Philip Rubio: "Why is it important that the post office not only survive but thrive? If it were crippled or if it collapsed, in this era of Skype and instant messaging and social media, what would be the harm?"
More here and here ("...the most visible representative of - not just the post office but the government...a network that's been around for over two centuries, linking the whole United States, universal service that's authorized by the Constitution") from the A&T prof (p. 24 of PDF) and author.
My suggestion at the focus group was to make sure it works well on mobile platforms, interested to see how that plays out.
Is the In the Spotlight box at left supposed to be flush with the rest of the copy? It impinges on the top photo in Firefox, at least for me.
Sean Coon had trouble posting a comment on the site, but what he wanted to suggest was mixing in some more contemporary photos that would appeal to younger people, including images of the local music/creative arts scene (he's even got some, here). Good idea.
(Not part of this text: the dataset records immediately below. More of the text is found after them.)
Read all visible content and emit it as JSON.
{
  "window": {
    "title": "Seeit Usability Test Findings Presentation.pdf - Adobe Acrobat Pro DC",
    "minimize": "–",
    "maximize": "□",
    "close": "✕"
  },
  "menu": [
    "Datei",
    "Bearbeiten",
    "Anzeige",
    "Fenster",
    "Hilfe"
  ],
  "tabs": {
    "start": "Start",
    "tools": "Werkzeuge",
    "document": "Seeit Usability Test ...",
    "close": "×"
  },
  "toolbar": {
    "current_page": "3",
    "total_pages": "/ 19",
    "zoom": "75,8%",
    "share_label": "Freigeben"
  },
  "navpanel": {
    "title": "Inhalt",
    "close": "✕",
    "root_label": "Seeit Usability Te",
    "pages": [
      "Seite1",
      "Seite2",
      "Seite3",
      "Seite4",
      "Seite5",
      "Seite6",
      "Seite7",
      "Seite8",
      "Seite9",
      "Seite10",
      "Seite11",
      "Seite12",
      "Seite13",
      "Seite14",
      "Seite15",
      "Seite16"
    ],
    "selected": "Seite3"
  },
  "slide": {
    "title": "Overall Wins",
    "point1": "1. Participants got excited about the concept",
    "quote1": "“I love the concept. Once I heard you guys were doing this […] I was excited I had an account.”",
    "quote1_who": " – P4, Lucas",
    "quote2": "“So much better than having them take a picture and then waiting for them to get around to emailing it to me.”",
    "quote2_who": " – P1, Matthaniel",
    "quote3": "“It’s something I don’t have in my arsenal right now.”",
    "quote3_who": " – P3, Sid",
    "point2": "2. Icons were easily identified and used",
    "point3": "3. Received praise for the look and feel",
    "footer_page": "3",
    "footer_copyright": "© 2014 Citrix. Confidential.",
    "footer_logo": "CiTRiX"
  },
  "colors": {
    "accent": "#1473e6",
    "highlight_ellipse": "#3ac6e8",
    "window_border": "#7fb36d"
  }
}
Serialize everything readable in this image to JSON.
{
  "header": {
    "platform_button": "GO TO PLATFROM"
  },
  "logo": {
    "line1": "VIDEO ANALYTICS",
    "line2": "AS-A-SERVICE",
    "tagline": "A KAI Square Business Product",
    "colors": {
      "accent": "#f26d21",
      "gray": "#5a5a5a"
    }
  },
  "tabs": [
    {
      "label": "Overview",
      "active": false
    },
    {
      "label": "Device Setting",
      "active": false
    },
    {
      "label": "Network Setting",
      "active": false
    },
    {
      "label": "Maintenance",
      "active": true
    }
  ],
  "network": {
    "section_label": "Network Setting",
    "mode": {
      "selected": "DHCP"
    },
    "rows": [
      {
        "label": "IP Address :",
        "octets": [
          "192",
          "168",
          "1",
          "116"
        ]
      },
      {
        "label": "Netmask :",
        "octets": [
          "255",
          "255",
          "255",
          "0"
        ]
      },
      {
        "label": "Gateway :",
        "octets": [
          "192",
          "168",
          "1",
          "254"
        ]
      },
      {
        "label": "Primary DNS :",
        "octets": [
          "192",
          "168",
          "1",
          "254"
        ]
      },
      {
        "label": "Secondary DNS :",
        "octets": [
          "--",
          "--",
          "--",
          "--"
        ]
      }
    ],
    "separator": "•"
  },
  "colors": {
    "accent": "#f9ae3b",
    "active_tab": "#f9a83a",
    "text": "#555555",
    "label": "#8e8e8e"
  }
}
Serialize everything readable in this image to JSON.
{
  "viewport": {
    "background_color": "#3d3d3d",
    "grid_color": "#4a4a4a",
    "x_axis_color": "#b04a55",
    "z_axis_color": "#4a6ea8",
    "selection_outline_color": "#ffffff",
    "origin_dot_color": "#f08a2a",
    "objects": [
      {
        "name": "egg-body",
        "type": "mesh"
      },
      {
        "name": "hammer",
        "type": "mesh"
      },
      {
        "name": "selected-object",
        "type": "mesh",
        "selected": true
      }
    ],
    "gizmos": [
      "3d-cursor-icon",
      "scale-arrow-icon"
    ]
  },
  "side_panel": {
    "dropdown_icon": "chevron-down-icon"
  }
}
I guess a pic of City Council is a necessary evil, but doesn't it belong under the City Government tab?
The Thompson landfill plan, still gestating, is generating much buzz behind the scenes in official GSO.
A successful plan will need broad buy-in, on the Council and across the city. To get there, some trust issues are going to have to be resolved. You won't achieve that with promises, but with guarantees, and a broad, generational vision that can withstand hard questions from all directions.
A win on this issue could be a game-changer for Greensboro. But like the light bulb in the joke, we have to want to change.
What rain, snow, and dark of night couldn't do, technology and benefit costs can:
The financially strapped U.S. Postal Service is proposing to cut its workforce by 20 percent and to withdraw from the federal health and retirement plans because it believes it could provide benefits at a lower cost...
During the past four years, the service lost $20 billion, including $8.5 billion in fiscal 2010. Over that period, mail volume dropped by 20 percent.